The Danakil Depression, located in the Afar region in northern Ethiopia, close the border of Eritrea and Djibouti. It has the record for averaging the hottest temperature on the planet, void of nearly all life, and a vast wasteland from horizon to horizon. So why would one come to a place like this? Simple, it boasts one of the worlds few and rare persistent lava lakes, with red hot magma bubbling close to the surface all year long. It’s also home to some of the most bizarre landscapes that looks more like Mars than Earth. Venturing into this abyss is not an easy task by any means, and requires a convoy of armed militia for protection.
Located deep within the desert plains is an island mountain where the volcanic terrain breaks out in a rainbow of colours. Here, pools of bubbling sulphuric acid (of a pH level below 1!) and iron, mix with the earth’s minerals, creating colourful pools of green, red, yellow, blue, and orange. In the midsts of one of the most dull and desolate places on the planet, sits one of the most colourful. Hot springs, smoking volcanic vents, coloured pools, jagged sharp rocks and more. Amazing!
Local Afar people believe that the salt of the Danakil was once all gold. Thousands upon thousands of tonnes of pure gold. Legend has it that Afar people once lived like royalty, but it turned them lazy and greedy, making them forget about God. So God punished them by turning all the gold to salt until a time that people are no longer greedy, in which the punishment can come to an end.
Photographing the Danakil Depression
Photographing the Danakil has it’s challenges. First of all, it’s very hard to find compositions with such limited scenery. This isn’t to say the scenery isn’t impressing, it’s just hard to photograph a desolate area with absolute no backdrop. Luckily there are some interesting foreground objects which can take the attention, such as acid pools, weird rock formations, and the odd nomadic salt miner. Try to use some of these unique objects to create a focal point within your composition. It will help to create more interesting shot.
For lens choice, I’d say from ultra-wide to semi telephoto will do here. An ultra-wide will help you decompress the scene and give a great sense of depth to your image. The reason you’d want to do this, is because there is limited detail in the background (towards the horizon). Therefor, you’ll want to maximise the details available in the foreground. This tip can also be transferred across to other settings, where you need to compensate for minimalist backgrounds. A standard zoom lens would also be useful, as there are local salt miners with their camels in certain places on the Danakil, and getting a portrait of local within such environments is always nice.
Cleaning your equipment is also necessary, as things are going to get pretty dusty! When your camera is not in use, make sure it’s packed away out of the direct sun and sealed from the surrounding environment. The last thing you want to find is dust spots all over images, or worse, that your equipment has been damaged.
Travelling to the Danakil Depression?

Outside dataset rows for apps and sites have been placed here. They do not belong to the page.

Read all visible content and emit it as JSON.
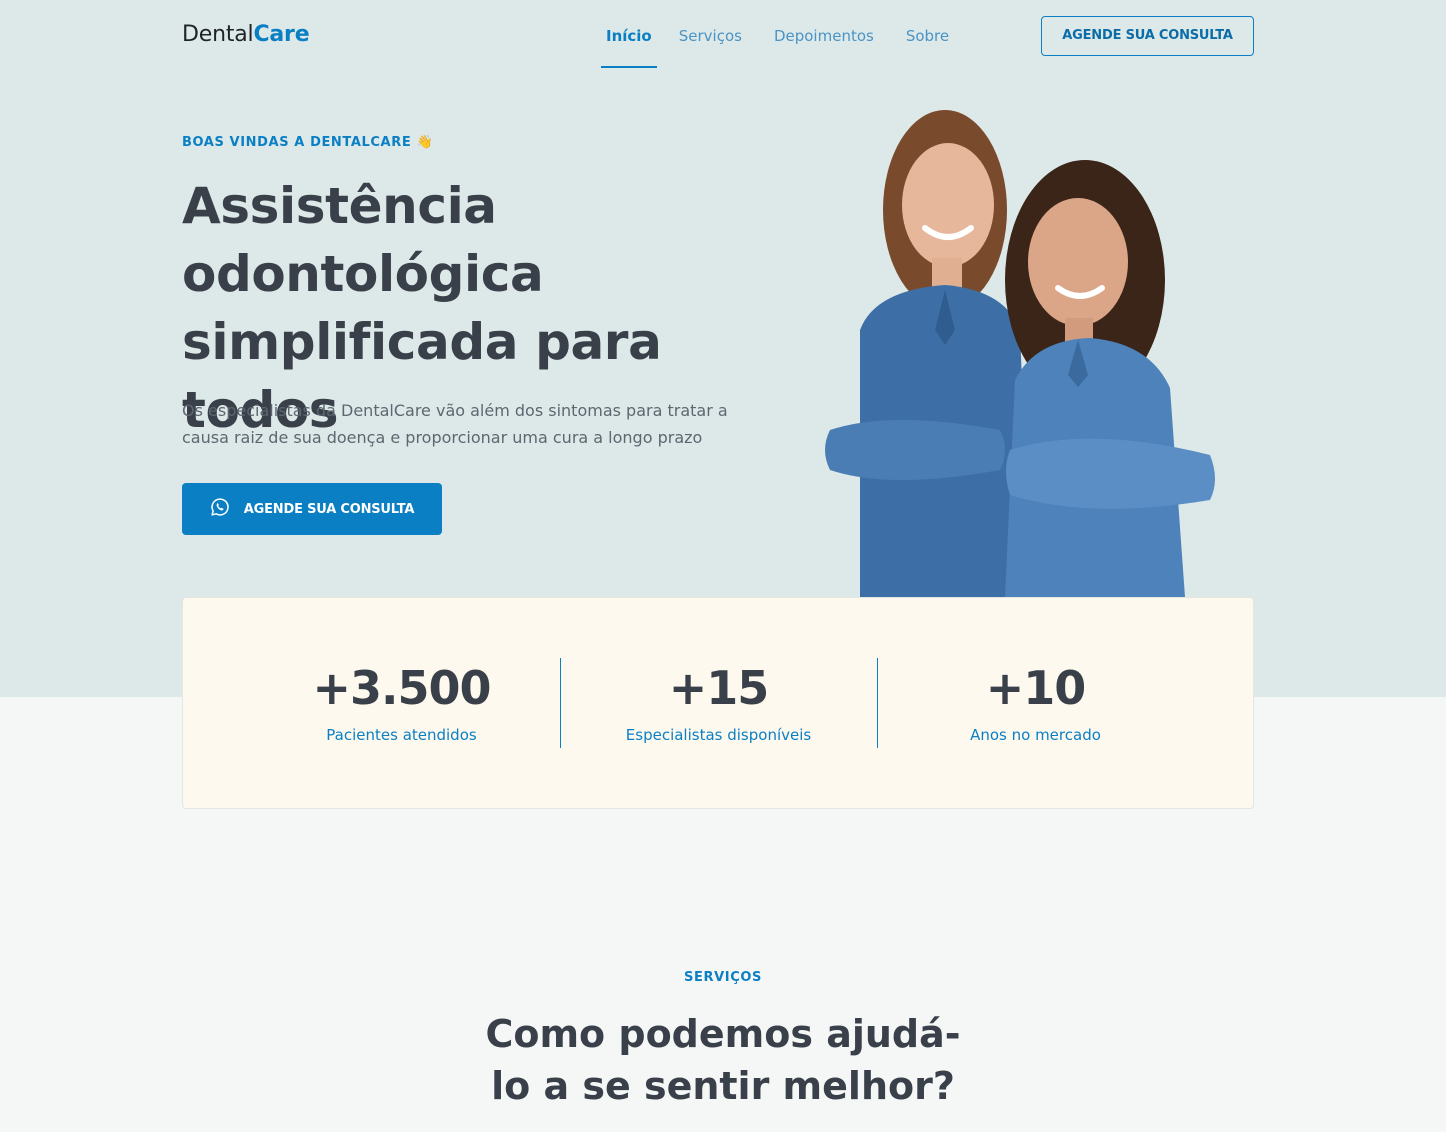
{
  "header": {
    "logo_part1": "Dental",
    "logo_part2": "Care",
    "nav": [
      "Início",
      "Serviços",
      "Depoimentos",
      "Sobre"
    ],
    "cta": "AGENDE SUA CONSULTA"
  },
  "hero": {
    "eyebrow": "BOAS VINDAS A DENTALCARE",
    "eyebrow_emoji": "👋",
    "title": "Assistência odontológica simplificada para todos",
    "subtitle": "Os especialistas da DentalCare vão além dos sintomas para tratar a causa raiz de sua doença e proporcionar uma cura a longo prazo",
    "cta": "AGENDE SUA CONSULTA",
    "cta_icon": "whatsapp-icon"
  },
  "stats": [
    {
      "value": "+3.500",
      "label": "Pacientes atendidos"
    },
    {
      "value": "+15",
      "label": "Especialistas disponíveis"
    },
    {
      "value": "+10",
      "label": "Anos no mercado"
    }
  ],
  "services": {
    "eyebrow": "SERVIÇOS",
    "title": "Como podemos ajudá-lo a se sentir melhor?"
  },
  "colors": {
    "accent": "#0b7fc4",
    "hero_bg": "#dde9e9",
    "stats_bg": "#fdf9ef",
    "text_dark": "#3a4049"
  }
}
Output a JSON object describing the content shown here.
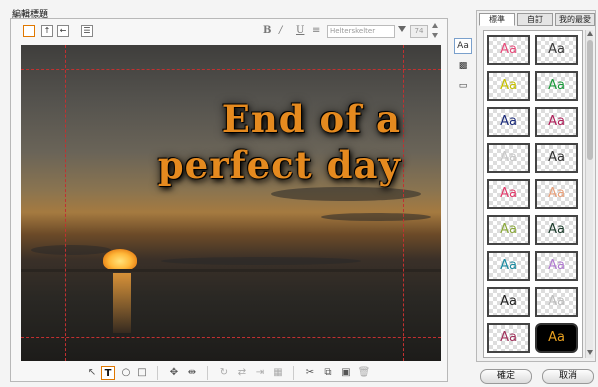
{
  "section_title": "編輯標題",
  "top_toolbar": {
    "bold": "B",
    "italic": "/",
    "underline": "U",
    "align": "≡",
    "font_name": "Helterskelter",
    "font_size": "74"
  },
  "canvas": {
    "title_line1": "End of a",
    "title_line2": "perfect day"
  },
  "style_panel": {
    "tabs": [
      "標準",
      "自訂",
      "我的最愛"
    ],
    "tiles": [
      {
        "label": "Aa",
        "color": "#e84a7a"
      },
      {
        "label": "Aa",
        "color": "#3a3a3a"
      },
      {
        "label": "Aa",
        "color": "#c6c000"
      },
      {
        "label": "Aa",
        "color": "#1a9a3a"
      },
      {
        "label": "Aa",
        "color": "#1a2a7a"
      },
      {
        "label": "Aa",
        "color": "#b0205a"
      },
      {
        "label": "Aa",
        "color": "#c8c8c8"
      },
      {
        "label": "Aa",
        "color": "#333333"
      },
      {
        "label": "Aa",
        "color": "#e23a6a"
      },
      {
        "label": "Aa",
        "color": "#e8a07a"
      },
      {
        "label": "Aa",
        "color": "#8aa83a"
      },
      {
        "label": "Aa",
        "color": "#1a3a2a"
      },
      {
        "label": "Aa",
        "color": "#1a8aa0"
      },
      {
        "label": "Aa",
        "color": "#b07ad0"
      },
      {
        "label": "Aa",
        "color": "#222222"
      },
      {
        "label": "Aa",
        "color": "#bdbdbd"
      },
      {
        "label": "Aa",
        "color": "#a0305a"
      },
      {
        "label": "Aa",
        "color": "#e8a020"
      }
    ]
  },
  "buttons": {
    "ok": "確定",
    "cancel": "取消"
  }
}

If you’re interested in travelling to the Danakil Depression & Erta Ale, then be prepared for some hard times. It’s one of the toughest and roughest exhibitions that I’ve undertaken in my travels. But one of the best! For starters, you’re heading smack bang into the middle of the hottest place on earth, and second, it’s quite dangerous. So make sure you research current safety risks at the time you intend to travel.
As with most things, the closer you are to the jump off point, the cheaper it will likely be. Mekele is generally a good bet to organise your trip. Though, be prepared to sit around and wait for a while others to join, as it’s not financially viable to go by yourself as the total expedition cost is approximately $3,500 for the 4 days. You’ll need a larger group to bring the cost down to $500 per person, all inclusive. A couple of contributing factors to the high cost includes the hiring of a small private army to accompany you, and that two 4WD’s at a minimum need to go (for safety). Sounds weird, but if your 4WD breaks down out there, you have next to zero chance of survival. Conditions are that harsh!
Another tip is, credit cards are not accepted here. So make sure you bring all the cash with you for the tour. Any banks you do use in Ethiopia, be VERY, VERY careful with. Quite a few times, the ATM’s would take the amount out of a users account but not disperse the money. And it takes quite a bit of effort to get it back from the bank (or travel insurance). This happened to us a couple of times, as well as quite a few others we met that were travelling in Ethiopia.